Extracted records
------------------------------------------------------------
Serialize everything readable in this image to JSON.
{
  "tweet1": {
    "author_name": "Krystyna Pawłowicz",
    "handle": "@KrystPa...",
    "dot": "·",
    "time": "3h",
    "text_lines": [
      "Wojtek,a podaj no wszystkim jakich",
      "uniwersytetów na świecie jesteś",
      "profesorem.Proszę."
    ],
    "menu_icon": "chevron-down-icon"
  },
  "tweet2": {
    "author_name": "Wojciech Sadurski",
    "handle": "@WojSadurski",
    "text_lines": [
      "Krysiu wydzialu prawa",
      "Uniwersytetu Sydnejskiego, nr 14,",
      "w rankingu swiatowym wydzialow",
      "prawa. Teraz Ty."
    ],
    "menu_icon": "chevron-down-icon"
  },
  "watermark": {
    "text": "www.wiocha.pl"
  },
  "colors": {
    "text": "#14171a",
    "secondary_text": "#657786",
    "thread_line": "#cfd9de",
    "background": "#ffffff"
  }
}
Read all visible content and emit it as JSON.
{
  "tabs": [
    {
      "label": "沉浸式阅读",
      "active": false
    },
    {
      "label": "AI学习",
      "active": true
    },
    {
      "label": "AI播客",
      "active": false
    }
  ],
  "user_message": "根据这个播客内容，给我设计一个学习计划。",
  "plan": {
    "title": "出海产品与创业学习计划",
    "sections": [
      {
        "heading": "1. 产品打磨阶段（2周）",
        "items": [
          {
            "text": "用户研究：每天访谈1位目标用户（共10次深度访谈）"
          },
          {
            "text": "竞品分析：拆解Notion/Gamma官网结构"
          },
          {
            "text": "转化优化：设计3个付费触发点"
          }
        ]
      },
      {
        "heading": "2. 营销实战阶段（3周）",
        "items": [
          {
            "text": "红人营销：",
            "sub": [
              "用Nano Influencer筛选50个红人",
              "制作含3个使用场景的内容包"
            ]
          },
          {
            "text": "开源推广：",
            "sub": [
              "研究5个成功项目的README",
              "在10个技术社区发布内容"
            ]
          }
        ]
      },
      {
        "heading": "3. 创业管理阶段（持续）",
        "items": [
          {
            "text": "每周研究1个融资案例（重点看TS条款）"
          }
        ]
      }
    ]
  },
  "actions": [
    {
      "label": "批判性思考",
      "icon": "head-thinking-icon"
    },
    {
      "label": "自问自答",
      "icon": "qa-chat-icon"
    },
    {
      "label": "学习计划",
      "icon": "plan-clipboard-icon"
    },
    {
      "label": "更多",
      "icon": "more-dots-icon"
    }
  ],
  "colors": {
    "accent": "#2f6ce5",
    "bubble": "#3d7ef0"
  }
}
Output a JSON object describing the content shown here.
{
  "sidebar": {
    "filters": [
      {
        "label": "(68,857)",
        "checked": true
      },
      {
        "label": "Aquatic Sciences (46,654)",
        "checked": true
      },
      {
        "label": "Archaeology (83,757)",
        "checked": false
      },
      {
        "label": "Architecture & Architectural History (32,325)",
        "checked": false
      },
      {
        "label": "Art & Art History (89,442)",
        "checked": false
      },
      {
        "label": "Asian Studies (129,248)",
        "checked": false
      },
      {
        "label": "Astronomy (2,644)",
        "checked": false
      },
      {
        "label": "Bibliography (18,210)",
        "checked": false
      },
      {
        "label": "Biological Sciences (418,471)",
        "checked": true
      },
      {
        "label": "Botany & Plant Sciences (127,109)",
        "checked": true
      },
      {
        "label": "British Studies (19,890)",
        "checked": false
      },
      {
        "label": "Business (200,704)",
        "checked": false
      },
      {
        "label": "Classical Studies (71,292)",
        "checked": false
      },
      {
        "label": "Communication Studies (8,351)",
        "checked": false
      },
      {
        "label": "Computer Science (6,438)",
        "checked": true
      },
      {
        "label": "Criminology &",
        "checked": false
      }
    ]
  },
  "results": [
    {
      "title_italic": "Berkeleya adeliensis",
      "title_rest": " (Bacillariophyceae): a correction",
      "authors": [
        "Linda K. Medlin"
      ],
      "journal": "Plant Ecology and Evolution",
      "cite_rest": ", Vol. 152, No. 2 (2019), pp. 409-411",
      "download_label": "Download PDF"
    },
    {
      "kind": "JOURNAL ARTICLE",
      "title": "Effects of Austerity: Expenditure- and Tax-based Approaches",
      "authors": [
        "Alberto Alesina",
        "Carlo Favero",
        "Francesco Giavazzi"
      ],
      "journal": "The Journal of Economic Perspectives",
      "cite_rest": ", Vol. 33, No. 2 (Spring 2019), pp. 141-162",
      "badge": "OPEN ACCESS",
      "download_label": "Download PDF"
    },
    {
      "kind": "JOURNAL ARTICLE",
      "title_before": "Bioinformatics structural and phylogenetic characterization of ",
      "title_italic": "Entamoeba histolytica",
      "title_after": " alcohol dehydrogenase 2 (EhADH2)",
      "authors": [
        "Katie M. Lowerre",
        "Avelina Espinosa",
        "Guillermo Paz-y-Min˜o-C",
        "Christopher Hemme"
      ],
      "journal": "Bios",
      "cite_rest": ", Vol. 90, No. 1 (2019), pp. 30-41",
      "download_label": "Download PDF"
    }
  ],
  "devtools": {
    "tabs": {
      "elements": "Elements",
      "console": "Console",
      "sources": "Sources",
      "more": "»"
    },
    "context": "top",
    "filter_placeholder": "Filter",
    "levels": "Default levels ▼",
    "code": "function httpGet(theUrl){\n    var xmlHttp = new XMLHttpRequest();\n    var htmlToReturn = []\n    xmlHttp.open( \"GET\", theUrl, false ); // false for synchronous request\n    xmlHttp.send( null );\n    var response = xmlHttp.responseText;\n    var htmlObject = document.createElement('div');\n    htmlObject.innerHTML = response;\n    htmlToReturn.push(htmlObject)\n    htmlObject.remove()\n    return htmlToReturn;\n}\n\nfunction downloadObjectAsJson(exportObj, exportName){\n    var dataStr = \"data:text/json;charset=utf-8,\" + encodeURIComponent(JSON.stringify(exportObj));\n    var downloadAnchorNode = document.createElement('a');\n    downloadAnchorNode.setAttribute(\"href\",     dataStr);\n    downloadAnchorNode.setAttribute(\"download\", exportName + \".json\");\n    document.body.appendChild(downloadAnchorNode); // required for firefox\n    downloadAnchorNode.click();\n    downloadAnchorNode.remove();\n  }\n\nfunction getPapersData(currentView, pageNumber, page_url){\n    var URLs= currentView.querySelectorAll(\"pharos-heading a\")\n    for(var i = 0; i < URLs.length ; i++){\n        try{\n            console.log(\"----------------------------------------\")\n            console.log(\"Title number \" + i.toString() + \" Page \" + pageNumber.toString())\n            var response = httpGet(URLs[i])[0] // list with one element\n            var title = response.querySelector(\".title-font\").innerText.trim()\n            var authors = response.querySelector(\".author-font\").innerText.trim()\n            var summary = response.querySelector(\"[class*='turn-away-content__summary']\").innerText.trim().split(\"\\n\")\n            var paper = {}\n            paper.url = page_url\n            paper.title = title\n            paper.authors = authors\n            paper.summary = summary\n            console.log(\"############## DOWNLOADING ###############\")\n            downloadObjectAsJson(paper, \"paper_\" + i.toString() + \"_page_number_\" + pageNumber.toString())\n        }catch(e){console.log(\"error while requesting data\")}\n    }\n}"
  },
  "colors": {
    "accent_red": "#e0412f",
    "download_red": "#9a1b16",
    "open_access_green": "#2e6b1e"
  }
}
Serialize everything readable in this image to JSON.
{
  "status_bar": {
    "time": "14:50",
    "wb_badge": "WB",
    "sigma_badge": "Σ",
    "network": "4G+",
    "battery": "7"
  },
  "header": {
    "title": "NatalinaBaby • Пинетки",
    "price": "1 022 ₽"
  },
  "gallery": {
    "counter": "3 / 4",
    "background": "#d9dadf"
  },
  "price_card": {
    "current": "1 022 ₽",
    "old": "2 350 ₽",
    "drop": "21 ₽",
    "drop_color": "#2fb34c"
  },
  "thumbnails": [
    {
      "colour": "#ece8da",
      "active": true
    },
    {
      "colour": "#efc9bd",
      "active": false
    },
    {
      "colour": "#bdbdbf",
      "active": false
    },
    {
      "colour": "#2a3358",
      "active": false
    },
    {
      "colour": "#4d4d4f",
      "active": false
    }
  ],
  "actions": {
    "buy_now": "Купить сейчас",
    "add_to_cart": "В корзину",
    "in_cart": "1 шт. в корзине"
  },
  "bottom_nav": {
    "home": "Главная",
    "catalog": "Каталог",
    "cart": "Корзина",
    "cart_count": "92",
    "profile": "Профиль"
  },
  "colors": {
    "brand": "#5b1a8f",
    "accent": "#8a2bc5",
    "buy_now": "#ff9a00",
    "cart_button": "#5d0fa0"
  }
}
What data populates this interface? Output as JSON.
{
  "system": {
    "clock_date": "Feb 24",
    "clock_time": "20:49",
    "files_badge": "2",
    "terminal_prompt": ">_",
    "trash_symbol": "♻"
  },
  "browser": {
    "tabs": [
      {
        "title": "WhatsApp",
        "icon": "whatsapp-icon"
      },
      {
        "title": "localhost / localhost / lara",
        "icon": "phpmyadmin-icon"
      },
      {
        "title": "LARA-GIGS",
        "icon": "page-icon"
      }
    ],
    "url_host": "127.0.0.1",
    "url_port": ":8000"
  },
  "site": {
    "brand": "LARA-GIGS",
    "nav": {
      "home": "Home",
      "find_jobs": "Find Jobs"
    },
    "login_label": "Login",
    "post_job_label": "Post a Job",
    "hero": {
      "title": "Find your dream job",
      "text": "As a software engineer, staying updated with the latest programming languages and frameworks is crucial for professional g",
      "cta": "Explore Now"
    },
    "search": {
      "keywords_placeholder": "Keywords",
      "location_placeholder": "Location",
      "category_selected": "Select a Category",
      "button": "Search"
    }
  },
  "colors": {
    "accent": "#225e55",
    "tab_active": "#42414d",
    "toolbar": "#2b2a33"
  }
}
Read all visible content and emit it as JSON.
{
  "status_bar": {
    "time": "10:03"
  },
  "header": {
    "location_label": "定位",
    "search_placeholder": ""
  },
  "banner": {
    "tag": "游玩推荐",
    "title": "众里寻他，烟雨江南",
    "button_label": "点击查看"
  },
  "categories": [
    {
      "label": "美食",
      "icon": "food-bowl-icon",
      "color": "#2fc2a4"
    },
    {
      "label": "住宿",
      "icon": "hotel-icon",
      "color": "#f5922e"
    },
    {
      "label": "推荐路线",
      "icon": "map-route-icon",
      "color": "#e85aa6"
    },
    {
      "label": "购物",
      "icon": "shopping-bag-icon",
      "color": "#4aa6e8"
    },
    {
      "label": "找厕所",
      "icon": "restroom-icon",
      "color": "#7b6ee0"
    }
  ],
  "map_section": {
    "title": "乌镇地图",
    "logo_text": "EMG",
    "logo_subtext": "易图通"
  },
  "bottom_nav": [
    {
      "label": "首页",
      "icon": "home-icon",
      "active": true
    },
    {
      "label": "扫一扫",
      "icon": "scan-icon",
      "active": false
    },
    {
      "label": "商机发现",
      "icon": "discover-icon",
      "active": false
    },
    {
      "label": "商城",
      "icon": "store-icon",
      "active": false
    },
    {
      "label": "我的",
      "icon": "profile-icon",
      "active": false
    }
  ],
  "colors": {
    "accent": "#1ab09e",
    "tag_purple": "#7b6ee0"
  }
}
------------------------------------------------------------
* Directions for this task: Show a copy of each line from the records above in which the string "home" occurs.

* Result for this exercise:
    "home": "Главная",
      "home": "Home",
      "icon": "home-icon",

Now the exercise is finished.